WCAG 2.0 covers a wide range of recommendations for making Web content more accessible. Following these guidelines will make content accessible to a wider range of people with disabilities, including blindness and low vision, deafness and hearing loss, learning disabilities, cognitive limitations, limited movement, speech disabilities, photosensitivity and combinations of these.
Type of publication:Tools
Date of publication:12/11/2008
Author(s):Ben Caldwell; Michael Cooper; Loretta Guarino Reid; Gregg Vanderheiden
Publishing organization:World Wide Web Consortium (W3C)
Table of Contents
- WCAG 2.0 Layers of Guidance
- WCAG 2.0 Supporting Documents

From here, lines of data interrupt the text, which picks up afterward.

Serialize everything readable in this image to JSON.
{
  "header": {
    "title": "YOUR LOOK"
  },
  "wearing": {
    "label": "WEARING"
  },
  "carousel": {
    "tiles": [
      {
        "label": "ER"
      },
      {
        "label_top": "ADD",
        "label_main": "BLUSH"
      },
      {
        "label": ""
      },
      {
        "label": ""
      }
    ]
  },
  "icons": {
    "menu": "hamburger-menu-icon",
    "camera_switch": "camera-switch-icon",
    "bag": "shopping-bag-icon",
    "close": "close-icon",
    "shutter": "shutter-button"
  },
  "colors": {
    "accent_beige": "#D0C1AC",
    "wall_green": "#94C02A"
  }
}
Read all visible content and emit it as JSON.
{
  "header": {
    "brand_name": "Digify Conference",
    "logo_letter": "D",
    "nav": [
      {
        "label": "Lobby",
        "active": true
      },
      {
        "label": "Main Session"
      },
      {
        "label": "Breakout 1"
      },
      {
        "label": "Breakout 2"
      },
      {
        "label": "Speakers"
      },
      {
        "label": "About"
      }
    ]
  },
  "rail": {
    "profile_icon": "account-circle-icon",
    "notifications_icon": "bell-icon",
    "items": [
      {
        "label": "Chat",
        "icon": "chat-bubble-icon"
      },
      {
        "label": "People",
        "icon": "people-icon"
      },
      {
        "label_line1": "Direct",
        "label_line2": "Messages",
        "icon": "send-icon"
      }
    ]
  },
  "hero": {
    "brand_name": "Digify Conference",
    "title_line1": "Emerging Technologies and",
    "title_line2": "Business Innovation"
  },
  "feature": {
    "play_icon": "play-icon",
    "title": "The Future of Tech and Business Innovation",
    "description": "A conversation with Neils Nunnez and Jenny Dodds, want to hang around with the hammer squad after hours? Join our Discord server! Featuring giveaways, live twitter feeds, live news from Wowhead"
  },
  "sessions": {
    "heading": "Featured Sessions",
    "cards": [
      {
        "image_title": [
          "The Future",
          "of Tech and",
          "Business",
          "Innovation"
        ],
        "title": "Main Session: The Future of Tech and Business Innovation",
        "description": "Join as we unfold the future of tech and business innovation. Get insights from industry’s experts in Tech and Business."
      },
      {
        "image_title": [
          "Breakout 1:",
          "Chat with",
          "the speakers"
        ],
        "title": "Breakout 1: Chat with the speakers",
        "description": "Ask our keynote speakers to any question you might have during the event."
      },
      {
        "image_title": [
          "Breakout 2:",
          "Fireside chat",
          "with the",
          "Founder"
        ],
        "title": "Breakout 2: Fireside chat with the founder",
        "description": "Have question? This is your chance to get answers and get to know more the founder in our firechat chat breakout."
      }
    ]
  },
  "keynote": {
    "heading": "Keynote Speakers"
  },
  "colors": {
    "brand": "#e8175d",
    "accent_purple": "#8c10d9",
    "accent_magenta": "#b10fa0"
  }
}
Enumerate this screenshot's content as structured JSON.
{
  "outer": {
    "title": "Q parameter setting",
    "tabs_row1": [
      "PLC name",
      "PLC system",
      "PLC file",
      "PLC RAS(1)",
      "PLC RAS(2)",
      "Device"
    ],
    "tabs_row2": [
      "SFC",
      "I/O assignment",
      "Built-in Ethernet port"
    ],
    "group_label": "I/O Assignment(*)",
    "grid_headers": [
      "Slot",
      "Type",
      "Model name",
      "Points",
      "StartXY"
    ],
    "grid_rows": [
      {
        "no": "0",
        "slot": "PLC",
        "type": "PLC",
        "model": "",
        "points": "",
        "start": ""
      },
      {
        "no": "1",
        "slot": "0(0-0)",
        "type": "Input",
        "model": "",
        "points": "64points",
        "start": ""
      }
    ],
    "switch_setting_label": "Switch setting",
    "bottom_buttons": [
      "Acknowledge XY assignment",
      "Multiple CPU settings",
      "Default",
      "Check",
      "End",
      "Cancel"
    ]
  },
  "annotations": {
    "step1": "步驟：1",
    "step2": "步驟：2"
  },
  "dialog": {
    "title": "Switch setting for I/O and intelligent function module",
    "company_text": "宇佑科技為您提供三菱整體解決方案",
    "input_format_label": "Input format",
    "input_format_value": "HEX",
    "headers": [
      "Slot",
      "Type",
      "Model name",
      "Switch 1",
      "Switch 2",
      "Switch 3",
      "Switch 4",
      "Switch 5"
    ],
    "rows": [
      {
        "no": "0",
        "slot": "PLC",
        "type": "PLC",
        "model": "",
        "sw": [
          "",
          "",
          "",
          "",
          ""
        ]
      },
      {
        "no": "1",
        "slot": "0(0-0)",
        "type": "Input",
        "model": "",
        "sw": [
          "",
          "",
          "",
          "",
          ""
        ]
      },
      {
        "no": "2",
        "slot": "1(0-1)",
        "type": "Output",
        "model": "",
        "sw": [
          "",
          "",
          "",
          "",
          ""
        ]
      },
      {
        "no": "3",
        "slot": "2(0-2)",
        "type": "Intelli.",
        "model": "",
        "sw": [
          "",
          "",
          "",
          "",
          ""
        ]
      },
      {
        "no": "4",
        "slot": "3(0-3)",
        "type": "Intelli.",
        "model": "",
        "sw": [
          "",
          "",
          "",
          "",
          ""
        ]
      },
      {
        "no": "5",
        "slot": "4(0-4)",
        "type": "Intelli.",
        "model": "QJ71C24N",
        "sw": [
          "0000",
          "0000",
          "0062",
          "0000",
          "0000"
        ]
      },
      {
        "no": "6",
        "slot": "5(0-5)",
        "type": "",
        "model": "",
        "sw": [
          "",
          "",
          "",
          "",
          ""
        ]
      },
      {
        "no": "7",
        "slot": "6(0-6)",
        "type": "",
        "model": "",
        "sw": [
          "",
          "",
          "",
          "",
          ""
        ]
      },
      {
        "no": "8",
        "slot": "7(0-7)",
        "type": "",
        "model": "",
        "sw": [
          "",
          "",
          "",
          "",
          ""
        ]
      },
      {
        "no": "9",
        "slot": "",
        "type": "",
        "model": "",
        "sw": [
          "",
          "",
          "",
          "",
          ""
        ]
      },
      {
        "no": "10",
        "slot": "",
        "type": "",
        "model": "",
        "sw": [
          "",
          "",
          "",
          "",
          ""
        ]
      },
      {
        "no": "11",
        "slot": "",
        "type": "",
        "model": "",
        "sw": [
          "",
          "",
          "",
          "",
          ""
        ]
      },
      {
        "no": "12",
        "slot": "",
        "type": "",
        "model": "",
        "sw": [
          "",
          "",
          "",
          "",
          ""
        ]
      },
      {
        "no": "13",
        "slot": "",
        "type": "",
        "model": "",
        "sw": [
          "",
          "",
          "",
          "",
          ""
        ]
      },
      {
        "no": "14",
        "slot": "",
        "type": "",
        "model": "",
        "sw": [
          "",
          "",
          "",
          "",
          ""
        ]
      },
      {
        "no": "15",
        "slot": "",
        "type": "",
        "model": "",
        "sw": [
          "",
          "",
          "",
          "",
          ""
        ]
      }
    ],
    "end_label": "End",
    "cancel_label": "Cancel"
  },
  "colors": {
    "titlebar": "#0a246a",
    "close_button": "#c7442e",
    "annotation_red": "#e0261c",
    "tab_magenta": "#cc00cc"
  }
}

- Important Terms in WCAG 2.0
- 1.1 Provide text alternatives for any non-text content so that it can be changed into other forms people need, such as large print, braille, speech, symbols or simpler language.
- 1.2 Provide alternatives for time-based media.
- 1.3 Create content that can be presented in different ways (for example simpler layout) without losing information or structure.
- 1.4 Make it easier for users to see and hear content including separating foreground from background.
- 2.1 Make all functionality available from a keyboard.
- 2.2 Provide users enough time to read and use content.
- 2.3 Do not design content in a way that is known to cause seizures.
- 2.4 Provide ways to help users navigate, find content, and determine where they are.
- 3.1 Make text content readable and understandable.
- 3.2 Make Web pages appear and operate in predictable ways.
- 3.3 Help users avoid and correct mistakes.
- 4.1 Maximize compatibility with current and future user agents, including assistive technologies.
- Conformance Requirements
- Conformance Claims (Optional)
- Statement of Partial Conformance - Third Party Content
- Statement of Partial Conformance - Language
- Appendix A: Glossary (Normative)
- Appendix B: Acknowledgments
- Appendix C: References